This is the story of Cuban poet and novelist Reinaldo Arenas. Raised in the Oriente Province of Cuba in the 1940s, Arenas began his life-long love of the sea and water. Leaving home as a young adolescent, he moves to Havana where he finds himself swept up in the revolutionary spirit and joins a circle of writers and artists. His first novel, "Singing from the Well," is published in Cuba, but as Castro's oppressive regime gathers force, Arenas' homosexuality and political writing make him a target. After being falsely accused of molestation, Arenas is arrested and imprisoned at El Morro. Eventually released from prison after dehumanizing treatment, Arenas flees Cuba in the 1980 Mariel Harbor boatlift.
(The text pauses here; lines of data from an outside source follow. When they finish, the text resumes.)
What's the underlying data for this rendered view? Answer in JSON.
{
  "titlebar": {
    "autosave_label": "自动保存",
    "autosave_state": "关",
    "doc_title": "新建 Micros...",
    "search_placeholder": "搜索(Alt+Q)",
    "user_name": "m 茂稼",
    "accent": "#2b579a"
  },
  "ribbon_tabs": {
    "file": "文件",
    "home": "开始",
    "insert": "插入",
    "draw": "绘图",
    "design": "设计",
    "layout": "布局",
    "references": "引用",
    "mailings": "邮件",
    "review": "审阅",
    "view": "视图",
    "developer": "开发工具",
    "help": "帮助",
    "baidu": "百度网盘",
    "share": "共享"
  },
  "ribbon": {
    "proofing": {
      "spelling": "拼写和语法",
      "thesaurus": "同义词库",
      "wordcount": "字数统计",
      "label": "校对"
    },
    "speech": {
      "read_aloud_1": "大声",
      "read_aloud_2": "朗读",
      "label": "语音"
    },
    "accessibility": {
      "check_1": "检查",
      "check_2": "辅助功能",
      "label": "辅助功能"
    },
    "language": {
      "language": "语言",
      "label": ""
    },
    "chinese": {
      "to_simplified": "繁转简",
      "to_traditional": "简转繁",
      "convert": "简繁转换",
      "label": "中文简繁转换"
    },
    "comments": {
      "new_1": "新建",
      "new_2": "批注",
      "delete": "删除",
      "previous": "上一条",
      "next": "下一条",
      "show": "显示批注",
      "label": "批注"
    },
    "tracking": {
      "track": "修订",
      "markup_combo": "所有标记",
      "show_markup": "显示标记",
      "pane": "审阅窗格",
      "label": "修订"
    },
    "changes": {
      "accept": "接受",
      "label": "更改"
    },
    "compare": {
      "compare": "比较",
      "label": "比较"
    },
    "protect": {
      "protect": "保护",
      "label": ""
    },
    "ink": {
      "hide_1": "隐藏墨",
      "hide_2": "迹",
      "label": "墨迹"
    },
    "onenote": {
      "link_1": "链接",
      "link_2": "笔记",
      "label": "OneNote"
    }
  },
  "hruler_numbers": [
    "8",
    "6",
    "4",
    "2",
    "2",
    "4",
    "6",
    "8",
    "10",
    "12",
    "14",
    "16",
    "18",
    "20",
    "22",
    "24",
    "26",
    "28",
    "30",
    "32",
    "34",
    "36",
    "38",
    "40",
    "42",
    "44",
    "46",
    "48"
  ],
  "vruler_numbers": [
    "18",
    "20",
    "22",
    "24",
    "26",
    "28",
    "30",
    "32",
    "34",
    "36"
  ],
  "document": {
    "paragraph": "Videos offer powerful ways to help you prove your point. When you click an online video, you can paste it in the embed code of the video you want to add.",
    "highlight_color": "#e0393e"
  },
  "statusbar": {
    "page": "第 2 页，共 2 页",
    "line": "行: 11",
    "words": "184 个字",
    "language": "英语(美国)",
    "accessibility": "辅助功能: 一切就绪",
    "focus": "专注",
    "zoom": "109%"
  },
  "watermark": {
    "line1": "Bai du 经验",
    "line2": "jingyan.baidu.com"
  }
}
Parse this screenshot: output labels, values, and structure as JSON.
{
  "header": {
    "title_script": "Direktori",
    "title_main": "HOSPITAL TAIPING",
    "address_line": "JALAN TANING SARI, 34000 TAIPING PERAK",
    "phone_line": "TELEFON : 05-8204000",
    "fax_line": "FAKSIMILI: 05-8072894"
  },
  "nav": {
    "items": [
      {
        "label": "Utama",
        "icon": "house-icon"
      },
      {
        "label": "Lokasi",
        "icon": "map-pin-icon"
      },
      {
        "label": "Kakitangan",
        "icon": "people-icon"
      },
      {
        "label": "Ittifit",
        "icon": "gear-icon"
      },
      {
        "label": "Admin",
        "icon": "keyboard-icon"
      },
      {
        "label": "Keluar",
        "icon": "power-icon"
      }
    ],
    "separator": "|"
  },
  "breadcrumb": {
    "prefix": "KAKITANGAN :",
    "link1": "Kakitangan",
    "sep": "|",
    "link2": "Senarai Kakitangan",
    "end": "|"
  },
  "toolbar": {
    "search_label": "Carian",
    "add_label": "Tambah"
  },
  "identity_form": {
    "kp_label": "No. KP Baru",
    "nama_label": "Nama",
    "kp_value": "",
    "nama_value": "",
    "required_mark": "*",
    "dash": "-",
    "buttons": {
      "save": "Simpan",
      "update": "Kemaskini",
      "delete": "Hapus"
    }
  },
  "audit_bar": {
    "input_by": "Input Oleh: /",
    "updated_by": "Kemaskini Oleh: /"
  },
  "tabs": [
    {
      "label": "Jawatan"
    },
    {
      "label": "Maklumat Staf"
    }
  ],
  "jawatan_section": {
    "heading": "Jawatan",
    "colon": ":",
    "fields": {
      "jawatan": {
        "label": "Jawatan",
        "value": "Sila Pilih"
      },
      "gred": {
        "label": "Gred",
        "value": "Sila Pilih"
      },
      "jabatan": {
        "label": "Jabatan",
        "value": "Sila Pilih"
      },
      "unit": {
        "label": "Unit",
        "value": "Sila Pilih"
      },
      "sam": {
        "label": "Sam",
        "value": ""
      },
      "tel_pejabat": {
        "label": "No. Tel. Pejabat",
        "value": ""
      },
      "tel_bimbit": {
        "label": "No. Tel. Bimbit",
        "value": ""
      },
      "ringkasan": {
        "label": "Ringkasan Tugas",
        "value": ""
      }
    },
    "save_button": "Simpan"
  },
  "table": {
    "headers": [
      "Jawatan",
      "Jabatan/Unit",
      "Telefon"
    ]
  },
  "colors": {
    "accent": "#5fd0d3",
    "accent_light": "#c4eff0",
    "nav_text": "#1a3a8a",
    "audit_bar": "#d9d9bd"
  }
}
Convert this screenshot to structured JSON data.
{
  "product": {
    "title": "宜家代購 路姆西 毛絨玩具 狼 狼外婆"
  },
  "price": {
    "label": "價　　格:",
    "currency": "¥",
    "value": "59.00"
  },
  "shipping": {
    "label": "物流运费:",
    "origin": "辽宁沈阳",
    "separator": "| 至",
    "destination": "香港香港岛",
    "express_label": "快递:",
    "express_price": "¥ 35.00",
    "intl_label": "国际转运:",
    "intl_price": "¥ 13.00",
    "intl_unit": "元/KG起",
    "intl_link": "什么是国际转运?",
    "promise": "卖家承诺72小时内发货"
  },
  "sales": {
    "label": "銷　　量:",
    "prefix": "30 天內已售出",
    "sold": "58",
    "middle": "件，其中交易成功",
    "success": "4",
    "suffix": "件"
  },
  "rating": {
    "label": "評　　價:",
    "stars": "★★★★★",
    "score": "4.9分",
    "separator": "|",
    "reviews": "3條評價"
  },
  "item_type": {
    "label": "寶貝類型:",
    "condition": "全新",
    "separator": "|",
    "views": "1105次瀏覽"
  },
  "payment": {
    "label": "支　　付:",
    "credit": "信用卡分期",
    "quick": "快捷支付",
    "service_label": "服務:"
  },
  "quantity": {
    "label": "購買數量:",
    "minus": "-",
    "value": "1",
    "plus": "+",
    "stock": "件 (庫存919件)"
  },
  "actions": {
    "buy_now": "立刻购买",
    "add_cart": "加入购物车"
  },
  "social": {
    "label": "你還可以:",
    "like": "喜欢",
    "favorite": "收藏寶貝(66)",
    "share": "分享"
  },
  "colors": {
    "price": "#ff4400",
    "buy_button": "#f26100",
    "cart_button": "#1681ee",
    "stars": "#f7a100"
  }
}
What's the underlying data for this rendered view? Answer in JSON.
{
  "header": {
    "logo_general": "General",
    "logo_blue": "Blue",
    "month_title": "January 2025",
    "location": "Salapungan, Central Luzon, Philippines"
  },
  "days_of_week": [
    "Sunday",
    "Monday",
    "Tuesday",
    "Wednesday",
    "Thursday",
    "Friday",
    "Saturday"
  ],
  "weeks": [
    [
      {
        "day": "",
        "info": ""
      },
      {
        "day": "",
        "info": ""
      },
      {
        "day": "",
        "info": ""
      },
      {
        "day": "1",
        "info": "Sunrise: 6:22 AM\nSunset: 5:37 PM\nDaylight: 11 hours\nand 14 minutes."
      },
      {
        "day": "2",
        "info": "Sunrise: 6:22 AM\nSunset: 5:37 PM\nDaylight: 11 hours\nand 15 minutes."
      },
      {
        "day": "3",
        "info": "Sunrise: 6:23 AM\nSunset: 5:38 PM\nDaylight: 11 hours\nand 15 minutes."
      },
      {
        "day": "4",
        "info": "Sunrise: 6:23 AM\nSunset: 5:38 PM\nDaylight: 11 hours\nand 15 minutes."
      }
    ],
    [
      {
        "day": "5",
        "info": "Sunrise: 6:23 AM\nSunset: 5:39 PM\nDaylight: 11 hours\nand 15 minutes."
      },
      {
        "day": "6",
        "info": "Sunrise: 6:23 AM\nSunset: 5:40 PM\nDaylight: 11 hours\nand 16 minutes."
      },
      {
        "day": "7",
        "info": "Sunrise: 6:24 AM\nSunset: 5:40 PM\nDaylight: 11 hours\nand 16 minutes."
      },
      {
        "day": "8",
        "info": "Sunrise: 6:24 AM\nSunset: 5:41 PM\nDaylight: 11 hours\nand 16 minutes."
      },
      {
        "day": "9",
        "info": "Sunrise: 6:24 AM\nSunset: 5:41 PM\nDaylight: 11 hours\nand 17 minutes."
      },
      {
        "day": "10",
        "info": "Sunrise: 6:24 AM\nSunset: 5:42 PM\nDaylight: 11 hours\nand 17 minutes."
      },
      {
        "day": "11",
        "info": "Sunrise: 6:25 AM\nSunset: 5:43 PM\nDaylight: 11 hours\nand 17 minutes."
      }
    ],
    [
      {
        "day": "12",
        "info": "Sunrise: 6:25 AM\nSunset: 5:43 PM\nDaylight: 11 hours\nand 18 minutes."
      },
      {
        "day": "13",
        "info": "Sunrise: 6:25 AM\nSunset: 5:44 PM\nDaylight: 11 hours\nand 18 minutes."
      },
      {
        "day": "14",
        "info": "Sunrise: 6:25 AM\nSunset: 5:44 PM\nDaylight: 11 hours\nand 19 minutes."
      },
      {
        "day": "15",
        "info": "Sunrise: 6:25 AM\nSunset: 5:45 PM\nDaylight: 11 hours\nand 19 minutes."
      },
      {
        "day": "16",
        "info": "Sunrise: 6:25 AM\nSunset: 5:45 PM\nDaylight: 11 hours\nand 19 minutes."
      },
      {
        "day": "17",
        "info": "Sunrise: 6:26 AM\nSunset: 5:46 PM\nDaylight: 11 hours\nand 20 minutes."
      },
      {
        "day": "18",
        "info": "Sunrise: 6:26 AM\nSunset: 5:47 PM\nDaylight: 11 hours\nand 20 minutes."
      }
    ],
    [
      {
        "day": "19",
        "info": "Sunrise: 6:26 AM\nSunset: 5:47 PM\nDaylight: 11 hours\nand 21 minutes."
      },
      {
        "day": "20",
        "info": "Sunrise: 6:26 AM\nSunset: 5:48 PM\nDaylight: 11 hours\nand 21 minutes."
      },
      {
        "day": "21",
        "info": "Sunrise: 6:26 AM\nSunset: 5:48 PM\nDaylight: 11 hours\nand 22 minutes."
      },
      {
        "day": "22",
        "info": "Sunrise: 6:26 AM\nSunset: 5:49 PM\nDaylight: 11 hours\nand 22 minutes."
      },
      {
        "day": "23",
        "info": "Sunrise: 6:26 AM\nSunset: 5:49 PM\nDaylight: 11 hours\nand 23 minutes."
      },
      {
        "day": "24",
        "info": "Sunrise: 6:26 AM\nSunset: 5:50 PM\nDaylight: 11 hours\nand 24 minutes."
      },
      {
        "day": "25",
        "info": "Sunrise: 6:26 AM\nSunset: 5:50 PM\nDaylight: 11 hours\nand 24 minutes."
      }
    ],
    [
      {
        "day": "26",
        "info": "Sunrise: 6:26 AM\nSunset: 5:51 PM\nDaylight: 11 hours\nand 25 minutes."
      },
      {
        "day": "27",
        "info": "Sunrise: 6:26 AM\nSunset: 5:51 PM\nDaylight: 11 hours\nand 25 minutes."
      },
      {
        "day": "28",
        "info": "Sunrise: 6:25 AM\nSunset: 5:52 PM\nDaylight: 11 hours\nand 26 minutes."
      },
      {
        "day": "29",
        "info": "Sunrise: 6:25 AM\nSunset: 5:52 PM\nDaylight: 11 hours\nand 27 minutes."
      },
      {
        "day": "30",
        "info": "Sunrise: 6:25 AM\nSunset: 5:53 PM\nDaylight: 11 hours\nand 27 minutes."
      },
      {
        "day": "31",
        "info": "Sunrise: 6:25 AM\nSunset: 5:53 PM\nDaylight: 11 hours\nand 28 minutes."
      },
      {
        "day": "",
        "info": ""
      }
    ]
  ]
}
After moving to New York with his friend Lazaro Gomez Carilles, Arenas' hopes for a new life are destroyed by AIDS, and he dies in 1993, at the age of 45.
Julian Schnabel's romanticized portrait of the exiled gay Cuban poet and novelist Reinaldo Arenas, who died of AIDS, imagines pre-Castro Cuba as a pagan paradise of endless erotic promise ruined by the puritanical Communists, whom Arenas initially embraced then turned against. Javier Bardem's arresting performance paints Arenas as an emotionally volatile daredevil. But this biography, which incorporates swaths of Arenas's writing, is sketchy, and the star's thick Spanish accent is daunting. It's still quite indelible. — Stephen Holden
2000-10-06 | Stephen Holden | Read the New York Times Review of Before Night Falls